___ DATA

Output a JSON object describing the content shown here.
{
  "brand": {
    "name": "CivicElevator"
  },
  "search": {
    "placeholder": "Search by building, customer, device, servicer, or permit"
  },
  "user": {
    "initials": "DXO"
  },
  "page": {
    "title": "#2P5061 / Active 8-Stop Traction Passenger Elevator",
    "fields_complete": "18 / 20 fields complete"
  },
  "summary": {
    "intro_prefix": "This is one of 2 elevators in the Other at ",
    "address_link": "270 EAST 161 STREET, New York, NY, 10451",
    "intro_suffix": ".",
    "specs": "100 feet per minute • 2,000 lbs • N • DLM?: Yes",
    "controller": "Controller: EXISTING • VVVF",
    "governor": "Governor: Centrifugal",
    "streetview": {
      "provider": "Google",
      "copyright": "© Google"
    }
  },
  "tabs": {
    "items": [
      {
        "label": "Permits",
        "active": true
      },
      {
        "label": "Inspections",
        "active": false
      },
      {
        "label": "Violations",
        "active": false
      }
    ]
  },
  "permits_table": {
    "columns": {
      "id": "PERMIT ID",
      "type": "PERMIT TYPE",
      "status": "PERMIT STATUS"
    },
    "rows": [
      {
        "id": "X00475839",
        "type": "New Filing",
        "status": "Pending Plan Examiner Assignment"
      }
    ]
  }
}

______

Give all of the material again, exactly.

Output a JSON object describing the content shown here.
{
  "brand": {
    "name": "CivicElevator"
  },
  "search": {
    "placeholder": "Search by building, customer, device, servicer, or permit"
  },
  "user": {
    "initials": "DXO"
  },
  "page": {
    "title": "#2P5061 / Active 8-Stop Traction Passenger Elevator",
    "fields_complete": "18 / 20 fields complete"
  },
  "summary": {
    "intro_prefix": "This is one of 2 elevators in the Other at ",
    "address_link": "270 EAST 161 STREET, New York, NY, 10451",
    "intro_suffix": ".",
    "specs": "100 feet per minute • 2,000 lbs • N • DLM?: Yes",
    "controller": "Controller: EXISTING • VVVF",
    "governor": "Governor: Centrifugal",
    "streetview": {
      "provider": "Google",
      "copyright": "© Google"
    }
  },
  "tabs": {
    "items": [
      {
        "label": "Permits",
        "active": true
      },
      {
        "label": "Inspections",
        "active": false
      },
      {
        "label": "Violations",
        "active": false
      }
    ]
  },
  "permits_table": {
    "columns": {
      "id": "PERMIT ID",
      "type": "PERMIT TYPE",
      "status": "PERMIT STATUS"
    },
    "rows": [
      {
        "id": "X00475839",
        "type": "New Filing",
        "status": "Pending Plan Examiner Assignment"
      }
    ]
  }
}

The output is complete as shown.